**What the task requires:** Write out the records once more, exactly as given.
■ ■ ■ ■ ■ ■ ■
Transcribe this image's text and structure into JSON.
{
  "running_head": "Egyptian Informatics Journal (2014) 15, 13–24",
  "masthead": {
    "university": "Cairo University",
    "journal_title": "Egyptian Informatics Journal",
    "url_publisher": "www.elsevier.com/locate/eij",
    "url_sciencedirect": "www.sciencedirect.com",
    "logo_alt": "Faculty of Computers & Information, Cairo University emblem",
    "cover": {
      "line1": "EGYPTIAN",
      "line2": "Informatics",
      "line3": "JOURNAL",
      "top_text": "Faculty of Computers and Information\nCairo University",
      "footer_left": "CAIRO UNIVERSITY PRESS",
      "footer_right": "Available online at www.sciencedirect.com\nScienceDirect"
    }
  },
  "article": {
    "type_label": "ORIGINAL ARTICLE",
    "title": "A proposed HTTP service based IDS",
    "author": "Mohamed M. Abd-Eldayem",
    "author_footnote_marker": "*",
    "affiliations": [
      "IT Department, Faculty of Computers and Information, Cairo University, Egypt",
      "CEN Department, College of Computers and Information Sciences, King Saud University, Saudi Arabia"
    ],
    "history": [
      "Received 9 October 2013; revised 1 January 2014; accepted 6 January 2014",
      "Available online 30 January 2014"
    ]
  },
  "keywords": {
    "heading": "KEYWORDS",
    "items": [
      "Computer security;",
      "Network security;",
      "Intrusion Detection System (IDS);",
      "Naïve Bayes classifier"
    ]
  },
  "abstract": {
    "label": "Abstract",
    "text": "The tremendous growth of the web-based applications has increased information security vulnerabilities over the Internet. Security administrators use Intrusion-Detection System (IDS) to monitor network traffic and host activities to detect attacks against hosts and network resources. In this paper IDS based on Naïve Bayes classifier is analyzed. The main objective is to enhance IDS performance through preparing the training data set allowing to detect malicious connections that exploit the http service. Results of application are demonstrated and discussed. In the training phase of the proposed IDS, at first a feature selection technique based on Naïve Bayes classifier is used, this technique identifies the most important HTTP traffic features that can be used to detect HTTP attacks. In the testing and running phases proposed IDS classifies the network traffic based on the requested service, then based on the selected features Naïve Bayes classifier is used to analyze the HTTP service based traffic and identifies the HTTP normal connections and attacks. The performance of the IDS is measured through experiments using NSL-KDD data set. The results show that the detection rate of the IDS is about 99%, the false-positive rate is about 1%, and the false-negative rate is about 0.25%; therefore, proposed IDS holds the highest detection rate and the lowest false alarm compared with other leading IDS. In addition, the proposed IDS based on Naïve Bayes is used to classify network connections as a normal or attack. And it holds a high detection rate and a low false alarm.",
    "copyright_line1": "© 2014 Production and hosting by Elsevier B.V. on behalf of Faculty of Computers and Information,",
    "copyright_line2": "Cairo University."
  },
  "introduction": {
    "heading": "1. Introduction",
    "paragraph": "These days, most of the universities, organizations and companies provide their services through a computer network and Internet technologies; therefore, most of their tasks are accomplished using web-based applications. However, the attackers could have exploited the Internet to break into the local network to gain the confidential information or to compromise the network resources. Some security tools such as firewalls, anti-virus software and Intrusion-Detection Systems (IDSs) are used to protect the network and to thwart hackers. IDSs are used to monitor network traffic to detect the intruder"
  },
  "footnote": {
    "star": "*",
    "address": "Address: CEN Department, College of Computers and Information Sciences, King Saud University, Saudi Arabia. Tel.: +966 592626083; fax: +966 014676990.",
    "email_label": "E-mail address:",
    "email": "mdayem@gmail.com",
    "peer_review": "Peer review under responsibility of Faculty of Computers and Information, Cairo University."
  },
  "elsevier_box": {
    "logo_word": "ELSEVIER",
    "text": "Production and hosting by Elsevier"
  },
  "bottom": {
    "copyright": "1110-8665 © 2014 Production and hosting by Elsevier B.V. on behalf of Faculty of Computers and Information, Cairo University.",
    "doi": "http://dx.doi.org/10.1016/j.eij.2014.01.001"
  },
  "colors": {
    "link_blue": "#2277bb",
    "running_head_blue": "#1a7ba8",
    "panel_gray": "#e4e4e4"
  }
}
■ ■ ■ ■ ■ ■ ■
**Task solution:**
Transcribe this image's text and structure into JSON.
{
  "running_head": "Egyptian Informatics Journal (2014) 15, 13–24",
  "masthead": {
    "university": "Cairo University",
    "journal_title": "Egyptian Informatics Journal",
    "url_publisher": "www.elsevier.com/locate/eij",
    "url_sciencedirect": "www.sciencedirect.com",
    "logo_alt": "Faculty of Computers & Information, Cairo University emblem",
    "cover": {
      "line1": "EGYPTIAN",
      "line2": "Informatics",
      "line3": "JOURNAL",
      "top_text": "Faculty of Computers and Information\nCairo University",
      "footer_left": "CAIRO UNIVERSITY PRESS",
      "footer_right": "Available online at www.sciencedirect.com\nScienceDirect"
    }
  },
  "article": {
    "type_label": "ORIGINAL ARTICLE",
    "title": "A proposed HTTP service based IDS",
    "author": "Mohamed M. Abd-Eldayem",
    "author_footnote_marker": "*",
    "affiliations": [
      "IT Department, Faculty of Computers and Information, Cairo University, Egypt",
      "CEN Department, College of Computers and Information Sciences, King Saud University, Saudi Arabia"
    ],
    "history": [
      "Received 9 October 2013; revised 1 January 2014; accepted 6 January 2014",
      "Available online 30 January 2014"
    ]
  },
  "keywords": {
    "heading": "KEYWORDS",
    "items": [
      "Computer security;",
      "Network security;",
      "Intrusion Detection System (IDS);",
      "Naïve Bayes classifier"
    ]
  },
  "abstract": {
    "label": "Abstract",
    "text": "The tremendous growth of the web-based applications has increased information security vulnerabilities over the Internet. Security administrators use Intrusion-Detection System (IDS) to monitor network traffic and host activities to detect attacks against hosts and network resources. In this paper IDS based on Naïve Bayes classifier is analyzed. The main objective is to enhance IDS performance through preparing the training data set allowing to detect malicious connections that exploit the http service. Results of application are demonstrated and discussed. In the training phase of the proposed IDS, at first a feature selection technique based on Naïve Bayes classifier is used, this technique identifies the most important HTTP traffic features that can be used to detect HTTP attacks. In the testing and running phases proposed IDS classifies the network traffic based on the requested service, then based on the selected features Naïve Bayes classifier is used to analyze the HTTP service based traffic and identifies the HTTP normal connections and attacks. The performance of the IDS is measured through experiments using NSL-KDD data set. The results show that the detection rate of the IDS is about 99%, the false-positive rate is about 1%, and the false-negative rate is about 0.25%; therefore, proposed IDS holds the highest detection rate and the lowest false alarm compared with other leading IDS. In addition, the proposed IDS based on Naïve Bayes is used to classify network connections as a normal or attack. And it holds a high detection rate and a low false alarm.",
    "copyright_line1": "© 2014 Production and hosting by Elsevier B.V. on behalf of Faculty of Computers and Information,",
    "copyright_line2": "Cairo University."
  },
  "introduction": {
    "heading": "1. Introduction",
    "paragraph": "These days, most of the universities, organizations and companies provide their services through a computer network and Internet technologies; therefore, most of their tasks are accomplished using web-based applications. However, the attackers could have exploited the Internet to break into the local network to gain the confidential information or to compromise the network resources. Some security tools such as firewalls, anti-virus software and Intrusion-Detection Systems (IDSs) are used to protect the network and to thwart hackers. IDSs are used to monitor network traffic to detect the intruder"
  },
  "footnote": {
    "star": "*",
    "address": "Address: CEN Department, College of Computers and Information Sciences, King Saud University, Saudi Arabia. Tel.: +966 592626083; fax: +966 014676990.",
    "email_label": "E-mail address:",
    "email": "mdayem@gmail.com",
    "peer_review": "Peer review under responsibility of Faculty of Computers and Information, Cairo University."
  },
  "elsevier_box": {
    "logo_word": "ELSEVIER",
    "text": "Production and hosting by Elsevier"
  },
  "bottom": {
    "copyright": "1110-8665 © 2014 Production and hosting by Elsevier B.V. on behalf of Faculty of Computers and Information, Cairo University.",
    "doi": "http://dx.doi.org/10.1016/j.eij.2014.01.001"
  },
  "colors": {
    "link_blue": "#2277bb",
    "running_head_blue": "#1a7ba8",
    "panel_gray": "#e4e4e4"
  }
}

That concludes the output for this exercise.